• Activity: Find the word "legend" below. Copy each line that has it.

(Data excerpts)
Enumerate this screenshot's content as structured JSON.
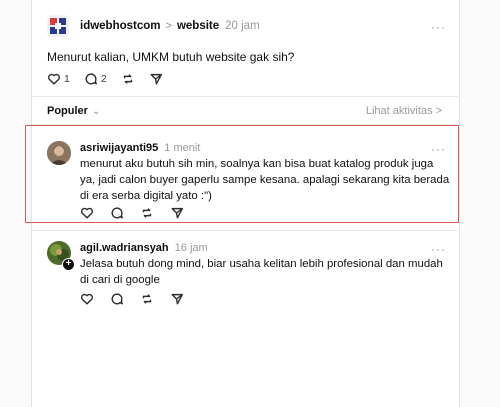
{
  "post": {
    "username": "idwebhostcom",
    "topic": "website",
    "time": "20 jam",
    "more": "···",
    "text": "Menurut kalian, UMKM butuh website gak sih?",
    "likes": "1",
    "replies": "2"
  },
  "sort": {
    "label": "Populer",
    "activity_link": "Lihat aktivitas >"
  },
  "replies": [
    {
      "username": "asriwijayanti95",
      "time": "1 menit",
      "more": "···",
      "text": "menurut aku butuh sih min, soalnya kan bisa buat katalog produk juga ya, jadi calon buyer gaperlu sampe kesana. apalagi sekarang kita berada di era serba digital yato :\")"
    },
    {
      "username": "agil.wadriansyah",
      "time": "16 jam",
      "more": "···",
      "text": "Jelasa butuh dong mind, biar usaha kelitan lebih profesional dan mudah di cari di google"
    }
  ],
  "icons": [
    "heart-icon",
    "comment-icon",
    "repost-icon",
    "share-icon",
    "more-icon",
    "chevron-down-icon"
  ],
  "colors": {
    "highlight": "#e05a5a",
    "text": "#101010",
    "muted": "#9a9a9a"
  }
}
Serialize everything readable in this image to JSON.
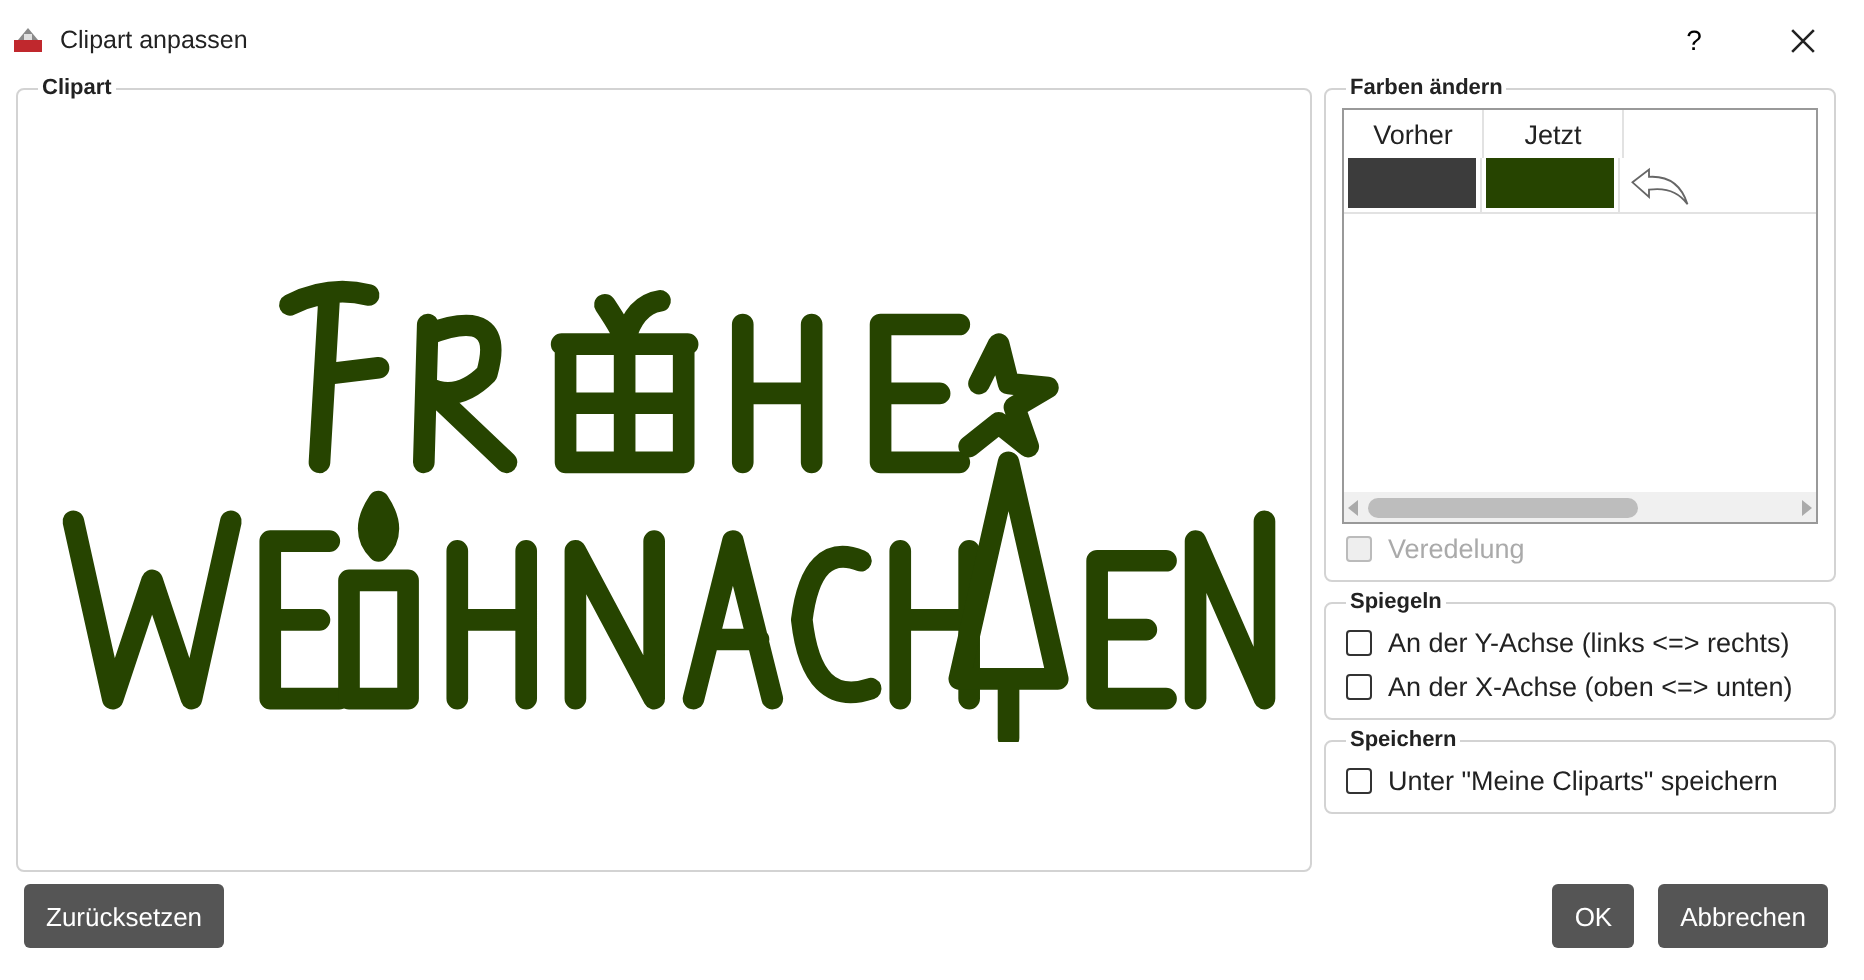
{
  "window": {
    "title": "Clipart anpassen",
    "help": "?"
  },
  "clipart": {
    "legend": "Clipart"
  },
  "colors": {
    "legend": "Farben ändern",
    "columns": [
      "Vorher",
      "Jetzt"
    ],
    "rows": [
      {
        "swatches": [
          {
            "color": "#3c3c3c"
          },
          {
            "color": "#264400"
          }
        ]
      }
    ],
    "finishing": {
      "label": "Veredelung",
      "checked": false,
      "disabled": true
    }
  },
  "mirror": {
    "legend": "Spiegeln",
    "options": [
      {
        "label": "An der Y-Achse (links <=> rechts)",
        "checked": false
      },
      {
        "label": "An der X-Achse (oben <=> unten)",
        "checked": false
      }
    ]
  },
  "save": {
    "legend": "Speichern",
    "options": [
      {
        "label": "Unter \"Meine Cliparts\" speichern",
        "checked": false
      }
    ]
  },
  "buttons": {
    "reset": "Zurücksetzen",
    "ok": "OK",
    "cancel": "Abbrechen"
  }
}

• Solution for this task:
    "legend": "Clipart"
    "legend": "Farben ändern",
    "legend": "Spiegeln",
    "legend": "Speichern",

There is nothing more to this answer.